With voting rights that were so hard-won in the South retracted by the Supreme Court’s ruling, with the verdict of the “stand your ground laws,” with the gaps in education, health, jobs and housing, I’m asked, where are we now as a nation?
My answer: we are still asking for justice. We are still asking to be treated equally with our white counterparts.
Many of the issues which gave rise to the March on Washington still give rise to us today.
We are still dealing with violence, hunger, unemployment and human dignity issues — especially when it comes to the number of black men in prisons.
I use this example of black males in prisons as I think about the three sons I’m raising.
Have we improved as a nation from 50 years ago?
I’m saddened to say that the first thing that comes to mind is President Obama because some people measure the success of one black man with the success of an entire community.
But, as a nation, we still have a long way to go in communities of color. We are still faced with many of the same issues that America faced 50 years ago.
How sad is that? We have stood still with education and, if we live in a poor neighborhood, school segregation has returned — if it ever went away.
We know numbers don’t lie: statistics show the gaps in all of these areas, yet we continue to be silent about them with no action to change these numbers.
It saddens my heart, as I grew up listening to relatives who were at the March on Washington talk about what that march meant for them. They were hopeful about the change that would finally come for blacks.
Now, 50 years later, I share their same hope.

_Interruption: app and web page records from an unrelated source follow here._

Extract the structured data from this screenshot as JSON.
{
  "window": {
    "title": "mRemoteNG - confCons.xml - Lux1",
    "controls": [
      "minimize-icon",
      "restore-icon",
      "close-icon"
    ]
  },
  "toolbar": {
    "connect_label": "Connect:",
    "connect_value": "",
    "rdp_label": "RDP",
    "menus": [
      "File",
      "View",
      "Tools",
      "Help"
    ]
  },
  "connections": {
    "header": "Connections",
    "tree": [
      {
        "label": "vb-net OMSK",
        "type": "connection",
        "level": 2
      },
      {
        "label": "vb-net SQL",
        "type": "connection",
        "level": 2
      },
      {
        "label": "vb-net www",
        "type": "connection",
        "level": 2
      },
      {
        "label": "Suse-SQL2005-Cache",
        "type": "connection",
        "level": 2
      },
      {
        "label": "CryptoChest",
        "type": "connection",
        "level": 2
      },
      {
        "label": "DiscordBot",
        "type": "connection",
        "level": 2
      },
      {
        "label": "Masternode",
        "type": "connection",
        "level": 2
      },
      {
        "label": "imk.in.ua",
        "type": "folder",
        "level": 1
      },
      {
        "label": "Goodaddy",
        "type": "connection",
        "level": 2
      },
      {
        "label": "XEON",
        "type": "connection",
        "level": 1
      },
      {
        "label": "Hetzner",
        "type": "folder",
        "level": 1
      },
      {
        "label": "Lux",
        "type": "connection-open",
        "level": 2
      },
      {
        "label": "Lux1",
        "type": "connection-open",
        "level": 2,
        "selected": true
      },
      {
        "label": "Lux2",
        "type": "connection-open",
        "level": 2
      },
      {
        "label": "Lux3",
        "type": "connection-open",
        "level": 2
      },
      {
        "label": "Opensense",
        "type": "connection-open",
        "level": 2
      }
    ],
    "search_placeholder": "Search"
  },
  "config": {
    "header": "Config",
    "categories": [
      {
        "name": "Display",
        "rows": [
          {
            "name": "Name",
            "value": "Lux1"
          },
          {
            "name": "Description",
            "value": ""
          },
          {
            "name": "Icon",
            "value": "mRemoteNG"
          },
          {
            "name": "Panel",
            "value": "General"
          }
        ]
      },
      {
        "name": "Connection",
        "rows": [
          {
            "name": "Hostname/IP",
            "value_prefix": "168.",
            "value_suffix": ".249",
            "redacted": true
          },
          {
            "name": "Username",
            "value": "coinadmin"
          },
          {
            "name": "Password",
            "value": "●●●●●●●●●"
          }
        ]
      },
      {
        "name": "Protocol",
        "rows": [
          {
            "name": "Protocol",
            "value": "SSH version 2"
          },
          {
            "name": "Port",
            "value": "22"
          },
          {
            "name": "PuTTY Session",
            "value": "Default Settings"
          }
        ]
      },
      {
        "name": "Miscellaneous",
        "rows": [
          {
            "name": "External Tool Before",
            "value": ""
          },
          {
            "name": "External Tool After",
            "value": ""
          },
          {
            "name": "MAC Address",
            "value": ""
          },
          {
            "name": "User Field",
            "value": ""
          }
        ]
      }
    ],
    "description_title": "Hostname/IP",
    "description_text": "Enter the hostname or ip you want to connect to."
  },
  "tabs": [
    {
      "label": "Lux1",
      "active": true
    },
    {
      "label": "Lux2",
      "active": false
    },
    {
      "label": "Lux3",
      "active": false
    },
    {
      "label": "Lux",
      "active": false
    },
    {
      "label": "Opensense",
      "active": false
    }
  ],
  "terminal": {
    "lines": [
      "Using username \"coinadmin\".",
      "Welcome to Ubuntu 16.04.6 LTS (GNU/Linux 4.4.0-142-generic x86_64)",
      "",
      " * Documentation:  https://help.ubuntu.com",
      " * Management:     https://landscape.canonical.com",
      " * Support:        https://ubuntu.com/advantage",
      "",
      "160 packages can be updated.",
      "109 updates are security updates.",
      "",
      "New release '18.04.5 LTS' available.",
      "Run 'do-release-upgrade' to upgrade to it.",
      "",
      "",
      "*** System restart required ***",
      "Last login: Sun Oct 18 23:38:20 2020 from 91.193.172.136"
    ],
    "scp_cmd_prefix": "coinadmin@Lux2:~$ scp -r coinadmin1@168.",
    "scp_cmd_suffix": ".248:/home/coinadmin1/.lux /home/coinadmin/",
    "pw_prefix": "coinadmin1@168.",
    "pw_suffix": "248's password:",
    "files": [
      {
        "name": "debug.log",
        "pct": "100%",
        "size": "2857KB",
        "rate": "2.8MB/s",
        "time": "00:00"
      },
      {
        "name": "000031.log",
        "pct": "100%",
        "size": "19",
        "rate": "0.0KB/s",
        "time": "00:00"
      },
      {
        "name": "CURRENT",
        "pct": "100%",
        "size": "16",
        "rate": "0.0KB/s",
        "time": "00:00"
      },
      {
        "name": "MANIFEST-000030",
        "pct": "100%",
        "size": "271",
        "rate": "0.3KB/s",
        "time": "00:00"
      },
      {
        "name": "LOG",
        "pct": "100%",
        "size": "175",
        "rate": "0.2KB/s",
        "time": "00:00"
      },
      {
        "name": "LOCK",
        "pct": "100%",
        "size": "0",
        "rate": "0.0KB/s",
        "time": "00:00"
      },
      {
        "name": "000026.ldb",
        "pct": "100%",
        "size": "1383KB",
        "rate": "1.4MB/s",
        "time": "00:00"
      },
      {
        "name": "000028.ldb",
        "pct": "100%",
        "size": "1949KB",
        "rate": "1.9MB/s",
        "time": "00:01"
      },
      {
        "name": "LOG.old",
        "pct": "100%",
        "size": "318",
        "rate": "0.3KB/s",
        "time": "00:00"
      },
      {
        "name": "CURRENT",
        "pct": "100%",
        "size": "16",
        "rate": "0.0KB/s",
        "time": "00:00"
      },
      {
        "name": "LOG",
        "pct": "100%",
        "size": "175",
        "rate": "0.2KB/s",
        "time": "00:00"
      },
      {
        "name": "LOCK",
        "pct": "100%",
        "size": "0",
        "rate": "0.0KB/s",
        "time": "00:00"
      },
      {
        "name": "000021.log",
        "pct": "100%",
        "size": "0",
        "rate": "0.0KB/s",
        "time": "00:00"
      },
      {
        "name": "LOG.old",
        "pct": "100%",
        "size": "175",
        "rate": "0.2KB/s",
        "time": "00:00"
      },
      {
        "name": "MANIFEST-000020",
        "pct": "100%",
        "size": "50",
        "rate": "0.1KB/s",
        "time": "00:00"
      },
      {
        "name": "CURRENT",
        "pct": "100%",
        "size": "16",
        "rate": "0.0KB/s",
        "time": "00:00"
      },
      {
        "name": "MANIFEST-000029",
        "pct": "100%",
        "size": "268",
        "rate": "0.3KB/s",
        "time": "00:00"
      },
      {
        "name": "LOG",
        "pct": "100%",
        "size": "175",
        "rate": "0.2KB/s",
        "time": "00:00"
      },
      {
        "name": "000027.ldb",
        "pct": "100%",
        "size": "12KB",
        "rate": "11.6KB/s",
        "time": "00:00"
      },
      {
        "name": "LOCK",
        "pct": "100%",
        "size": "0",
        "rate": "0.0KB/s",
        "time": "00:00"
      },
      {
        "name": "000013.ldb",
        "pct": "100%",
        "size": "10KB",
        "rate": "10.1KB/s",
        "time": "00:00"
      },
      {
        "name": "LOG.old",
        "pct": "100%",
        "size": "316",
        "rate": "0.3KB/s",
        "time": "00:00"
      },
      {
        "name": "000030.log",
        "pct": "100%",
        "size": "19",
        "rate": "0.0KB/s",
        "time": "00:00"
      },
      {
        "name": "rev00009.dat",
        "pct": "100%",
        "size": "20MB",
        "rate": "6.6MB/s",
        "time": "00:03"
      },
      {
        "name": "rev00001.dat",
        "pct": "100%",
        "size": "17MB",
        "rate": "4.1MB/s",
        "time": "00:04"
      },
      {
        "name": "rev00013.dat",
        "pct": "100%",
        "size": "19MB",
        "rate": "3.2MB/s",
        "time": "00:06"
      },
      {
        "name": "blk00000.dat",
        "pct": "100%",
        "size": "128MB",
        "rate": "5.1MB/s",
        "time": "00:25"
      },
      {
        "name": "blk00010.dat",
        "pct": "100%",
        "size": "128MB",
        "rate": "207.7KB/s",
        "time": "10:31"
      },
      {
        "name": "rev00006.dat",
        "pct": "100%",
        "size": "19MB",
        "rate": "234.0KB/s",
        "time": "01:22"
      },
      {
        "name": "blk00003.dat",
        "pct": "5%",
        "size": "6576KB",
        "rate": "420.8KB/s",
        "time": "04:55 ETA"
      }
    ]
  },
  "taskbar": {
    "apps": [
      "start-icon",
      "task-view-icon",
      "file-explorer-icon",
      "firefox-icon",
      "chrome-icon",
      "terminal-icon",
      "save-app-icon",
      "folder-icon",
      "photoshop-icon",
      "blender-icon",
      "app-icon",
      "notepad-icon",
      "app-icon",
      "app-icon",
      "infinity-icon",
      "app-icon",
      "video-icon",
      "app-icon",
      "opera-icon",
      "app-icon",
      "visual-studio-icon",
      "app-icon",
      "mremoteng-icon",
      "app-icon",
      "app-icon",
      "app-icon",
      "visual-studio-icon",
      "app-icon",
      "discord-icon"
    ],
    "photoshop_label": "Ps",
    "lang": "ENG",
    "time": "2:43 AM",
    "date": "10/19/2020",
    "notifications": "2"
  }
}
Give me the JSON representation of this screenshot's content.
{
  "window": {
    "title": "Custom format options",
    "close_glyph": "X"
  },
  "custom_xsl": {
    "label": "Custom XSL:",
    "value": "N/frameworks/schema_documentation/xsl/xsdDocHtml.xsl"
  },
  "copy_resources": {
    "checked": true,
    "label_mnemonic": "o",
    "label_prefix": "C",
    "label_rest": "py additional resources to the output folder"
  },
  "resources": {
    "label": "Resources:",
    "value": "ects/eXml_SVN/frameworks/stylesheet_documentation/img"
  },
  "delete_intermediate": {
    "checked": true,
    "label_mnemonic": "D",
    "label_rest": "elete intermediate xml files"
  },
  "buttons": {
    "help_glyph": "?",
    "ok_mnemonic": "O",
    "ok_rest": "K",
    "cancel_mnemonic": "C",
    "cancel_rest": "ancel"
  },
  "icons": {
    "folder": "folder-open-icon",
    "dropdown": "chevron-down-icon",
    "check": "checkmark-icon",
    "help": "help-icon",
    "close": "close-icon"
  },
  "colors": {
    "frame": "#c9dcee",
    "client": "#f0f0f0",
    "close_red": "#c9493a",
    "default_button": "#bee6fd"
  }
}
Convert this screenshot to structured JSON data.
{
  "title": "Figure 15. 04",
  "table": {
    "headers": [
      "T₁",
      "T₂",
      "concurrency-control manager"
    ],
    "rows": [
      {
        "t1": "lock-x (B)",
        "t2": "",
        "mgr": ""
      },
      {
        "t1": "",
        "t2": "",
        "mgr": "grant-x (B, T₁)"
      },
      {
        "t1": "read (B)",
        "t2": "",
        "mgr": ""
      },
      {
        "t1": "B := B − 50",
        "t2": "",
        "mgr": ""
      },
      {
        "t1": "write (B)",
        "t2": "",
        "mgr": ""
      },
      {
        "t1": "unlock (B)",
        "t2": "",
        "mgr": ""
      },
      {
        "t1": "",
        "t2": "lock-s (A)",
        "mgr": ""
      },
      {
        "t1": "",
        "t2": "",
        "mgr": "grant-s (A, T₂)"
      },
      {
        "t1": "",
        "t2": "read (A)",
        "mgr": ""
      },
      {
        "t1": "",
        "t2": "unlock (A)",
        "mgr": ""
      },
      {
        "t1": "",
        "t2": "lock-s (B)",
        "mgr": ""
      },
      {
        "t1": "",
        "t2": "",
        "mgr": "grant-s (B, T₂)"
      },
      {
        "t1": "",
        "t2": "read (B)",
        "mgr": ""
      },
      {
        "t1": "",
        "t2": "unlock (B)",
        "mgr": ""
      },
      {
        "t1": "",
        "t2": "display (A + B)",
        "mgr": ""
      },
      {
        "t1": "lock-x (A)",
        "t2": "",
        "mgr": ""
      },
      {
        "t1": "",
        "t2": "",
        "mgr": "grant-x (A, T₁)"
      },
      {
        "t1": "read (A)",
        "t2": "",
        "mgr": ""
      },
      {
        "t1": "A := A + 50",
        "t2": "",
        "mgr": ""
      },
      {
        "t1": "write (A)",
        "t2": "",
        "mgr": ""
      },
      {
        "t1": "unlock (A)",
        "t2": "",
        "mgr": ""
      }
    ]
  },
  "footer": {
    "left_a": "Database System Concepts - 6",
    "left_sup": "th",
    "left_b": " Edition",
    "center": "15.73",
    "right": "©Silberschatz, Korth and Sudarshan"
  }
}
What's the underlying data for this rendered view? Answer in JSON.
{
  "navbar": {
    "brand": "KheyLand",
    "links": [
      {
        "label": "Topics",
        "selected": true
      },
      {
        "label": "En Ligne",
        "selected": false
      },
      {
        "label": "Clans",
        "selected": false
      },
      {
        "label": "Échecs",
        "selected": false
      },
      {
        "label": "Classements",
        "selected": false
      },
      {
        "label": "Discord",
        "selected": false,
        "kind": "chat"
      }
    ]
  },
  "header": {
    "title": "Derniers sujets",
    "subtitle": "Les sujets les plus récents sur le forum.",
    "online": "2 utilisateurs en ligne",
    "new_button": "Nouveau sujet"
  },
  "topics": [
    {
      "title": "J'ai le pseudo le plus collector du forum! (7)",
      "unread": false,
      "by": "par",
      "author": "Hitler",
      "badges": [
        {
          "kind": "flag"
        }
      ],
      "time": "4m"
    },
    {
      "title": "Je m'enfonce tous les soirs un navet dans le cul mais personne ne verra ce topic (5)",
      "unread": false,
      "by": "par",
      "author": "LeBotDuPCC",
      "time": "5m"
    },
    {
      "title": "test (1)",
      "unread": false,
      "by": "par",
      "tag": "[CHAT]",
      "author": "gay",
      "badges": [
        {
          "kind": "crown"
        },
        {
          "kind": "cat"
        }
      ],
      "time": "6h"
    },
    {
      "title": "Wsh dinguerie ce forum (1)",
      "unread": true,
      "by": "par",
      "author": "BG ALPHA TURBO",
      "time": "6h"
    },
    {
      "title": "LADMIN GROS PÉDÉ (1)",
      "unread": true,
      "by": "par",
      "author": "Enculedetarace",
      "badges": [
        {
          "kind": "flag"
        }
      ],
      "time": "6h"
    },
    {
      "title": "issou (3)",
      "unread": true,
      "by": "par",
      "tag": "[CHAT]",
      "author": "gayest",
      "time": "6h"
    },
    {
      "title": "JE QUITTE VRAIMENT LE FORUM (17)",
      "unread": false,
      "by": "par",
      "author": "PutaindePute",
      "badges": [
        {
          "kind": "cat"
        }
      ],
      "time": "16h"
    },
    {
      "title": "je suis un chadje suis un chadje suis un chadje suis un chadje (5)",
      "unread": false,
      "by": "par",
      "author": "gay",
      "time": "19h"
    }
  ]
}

Voting was and is still today, a powerful tool under utilized by many who don’t vote. I remember hearing stories and seeing pictures in history books about blacks fighting for voting rights. Here today, we have gone backwards on voting rights.
We need more grassroots actions, more civil disobedience. We need to stand up and fight for justice.
Today, yes, blacks are still treated disproportionately poorly. Some people would argue that this battle is the rich against the poor. I would say yes, this is true in part, but it is also true that the struggle continues for blacks today as it did 50 years ago.
Tee McClenty is executive vice president of SEIU Healthcare Minnesota and a 22-year member of the union.
50th Anniversary: 1963-2003
August 28, 1963: More than 250,000 people flooded into Washington, D.C. from around the country for the “March on Washington for Jobs and Freedom.” They were energized that day by Dr. Martin Luther King, Jr.’s famous “I Have A Dream” speech.
Unions were major backers of the march, including the United Auto Workers, the American Federation of Teachers and the Retail, Wholesale and Department Store Union. The march was organized by A. Philip Randolph, longtime president of the Brotherhood of Sleeping Car Porters, activist Bayard Rustin and UAW president Walter Reuther.
This month, the nation’s unions plan a massive presence at the 50th commemoration of the 1963 March on Washington. They’ll renew and re-emphasize that march’s themes of jobs and freedom as strongly now as they were emphasized 50 years ago.
Several marches in the Twin Cities also will commemorate the 50th anniversary of the March on Washington and King’s “I Have a Dream” speech (see page 13 of the current issue).
To mark this important anniversary, the Labor Review is pleased to offer several reflections on the continuing legacy of the 1963 March on Washington for Jobs and Freedom.